Set down the records below in full, exactly as they read.

Data records for software interfaces:
________

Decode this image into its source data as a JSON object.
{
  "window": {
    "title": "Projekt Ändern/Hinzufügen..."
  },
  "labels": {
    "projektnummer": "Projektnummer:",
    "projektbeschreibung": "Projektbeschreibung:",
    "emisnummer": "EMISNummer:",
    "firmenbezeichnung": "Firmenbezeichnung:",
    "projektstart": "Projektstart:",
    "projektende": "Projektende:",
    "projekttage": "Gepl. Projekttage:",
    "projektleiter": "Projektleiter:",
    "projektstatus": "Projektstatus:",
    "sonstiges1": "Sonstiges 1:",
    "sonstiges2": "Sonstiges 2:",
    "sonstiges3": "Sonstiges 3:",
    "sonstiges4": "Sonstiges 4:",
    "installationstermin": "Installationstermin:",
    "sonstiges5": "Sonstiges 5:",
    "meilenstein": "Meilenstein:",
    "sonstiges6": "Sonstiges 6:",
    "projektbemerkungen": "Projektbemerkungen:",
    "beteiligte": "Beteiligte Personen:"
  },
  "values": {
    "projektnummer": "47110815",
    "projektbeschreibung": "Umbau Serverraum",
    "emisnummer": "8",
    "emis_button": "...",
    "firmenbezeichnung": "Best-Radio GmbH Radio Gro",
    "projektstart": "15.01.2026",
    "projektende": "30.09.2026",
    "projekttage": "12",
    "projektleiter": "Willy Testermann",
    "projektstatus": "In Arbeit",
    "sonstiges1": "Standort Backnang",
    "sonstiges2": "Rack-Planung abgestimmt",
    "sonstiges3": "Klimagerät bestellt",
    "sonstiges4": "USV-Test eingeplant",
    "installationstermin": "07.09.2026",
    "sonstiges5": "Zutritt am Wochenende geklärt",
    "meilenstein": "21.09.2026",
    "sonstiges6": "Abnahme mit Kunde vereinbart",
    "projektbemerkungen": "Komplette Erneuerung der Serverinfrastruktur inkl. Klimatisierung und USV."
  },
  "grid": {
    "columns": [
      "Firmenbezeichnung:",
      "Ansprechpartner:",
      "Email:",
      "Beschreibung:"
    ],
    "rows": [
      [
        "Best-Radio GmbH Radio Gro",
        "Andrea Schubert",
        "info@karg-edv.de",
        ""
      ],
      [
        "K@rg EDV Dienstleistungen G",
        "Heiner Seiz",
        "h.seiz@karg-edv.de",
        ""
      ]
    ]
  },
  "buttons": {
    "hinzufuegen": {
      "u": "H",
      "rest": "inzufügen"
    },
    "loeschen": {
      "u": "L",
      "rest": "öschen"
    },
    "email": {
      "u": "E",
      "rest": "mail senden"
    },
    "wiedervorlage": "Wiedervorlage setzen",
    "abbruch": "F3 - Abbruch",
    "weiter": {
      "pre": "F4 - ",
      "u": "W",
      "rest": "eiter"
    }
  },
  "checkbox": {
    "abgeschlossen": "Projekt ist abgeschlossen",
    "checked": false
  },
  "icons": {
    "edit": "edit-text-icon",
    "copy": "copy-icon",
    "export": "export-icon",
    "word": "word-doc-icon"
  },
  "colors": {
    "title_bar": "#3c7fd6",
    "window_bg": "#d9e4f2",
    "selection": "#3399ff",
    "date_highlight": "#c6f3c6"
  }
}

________

◆ **ANSWER TO THE PROBLEM**:
Decode this image into its source data as a JSON object.
{
  "window": {
    "title": "Projekt Ändern/Hinzufügen..."
  },
  "labels": {
    "projektnummer": "Projektnummer:",
    "projektbeschreibung": "Projektbeschreibung:",
    "emisnummer": "EMISNummer:",
    "firmenbezeichnung": "Firmenbezeichnung:",
    "projektstart": "Projektstart:",
    "projektende": "Projektende:",
    "projekttage": "Gepl. Projekttage:",
    "projektleiter": "Projektleiter:",
    "projektstatus": "Projektstatus:",
    "sonstiges1": "Sonstiges 1:",
    "sonstiges2": "Sonstiges 2:",
    "sonstiges3": "Sonstiges 3:",
    "sonstiges4": "Sonstiges 4:",
    "installationstermin": "Installationstermin:",
    "sonstiges5": "Sonstiges 5:",
    "meilenstein": "Meilenstein:",
    "sonstiges6": "Sonstiges 6:",
    "projektbemerkungen": "Projektbemerkungen:",
    "beteiligte": "Beteiligte Personen:"
  },
  "values": {
    "projektnummer": "47110815",
    "projektbeschreibung": "Umbau Serverraum",
    "emisnummer": "8",
    "emis_button": "...",
    "firmenbezeichnung": "Best-Radio GmbH Radio Gro",
    "projektstart": "15.01.2026",
    "projektende": "30.09.2026",
    "projekttage": "12",
    "projektleiter": "Willy Testermann",
    "projektstatus": "In Arbeit",
    "sonstiges1": "Standort Backnang",
    "sonstiges2": "Rack-Planung abgestimmt",
    "sonstiges3": "Klimagerät bestellt",
    "sonstiges4": "USV-Test eingeplant",
    "installationstermin": "07.09.2026",
    "sonstiges5": "Zutritt am Wochenende geklärt",
    "meilenstein": "21.09.2026",
    "sonstiges6": "Abnahme mit Kunde vereinbart",
    "projektbemerkungen": "Komplette Erneuerung der Serverinfrastruktur inkl. Klimatisierung und USV."
  },
  "grid": {
    "columns": [
      "Firmenbezeichnung:",
      "Ansprechpartner:",
      "Email:",
      "Beschreibung:"
    ],
    "rows": [
      [
        "Best-Radio GmbH Radio Gro",
        "Andrea Schubert",
        "info@karg-edv.de",
        ""
      ],
      [
        "K@rg EDV Dienstleistungen G",
        "Heiner Seiz",
        "h.seiz@karg-edv.de",
        ""
      ]
    ]
  },
  "buttons": {
    "hinzufuegen": {
      "u": "H",
      "rest": "inzufügen"
    },
    "loeschen": {
      "u": "L",
      "rest": "öschen"
    },
    "email": {
      "u": "E",
      "rest": "mail senden"
    },
    "wiedervorlage": "Wiedervorlage setzen",
    "abbruch": "F3 - Abbruch",
    "weiter": {
      "pre": "F4 - ",
      "u": "W",
      "rest": "eiter"
    }
  },
  "checkbox": {
    "abgeschlossen": "Projekt ist abgeschlossen",
    "checked": false
  },
  "icons": {
    "edit": "edit-text-icon",
    "copy": "copy-icon",
    "export": "export-icon",
    "word": "word-doc-icon"
  },
  "colors": {
    "title_bar": "#3c7fd6",
    "window_bg": "#d9e4f2",
    "selection": "#3399ff",
    "date_highlight": "#c6f3c6"
  }
}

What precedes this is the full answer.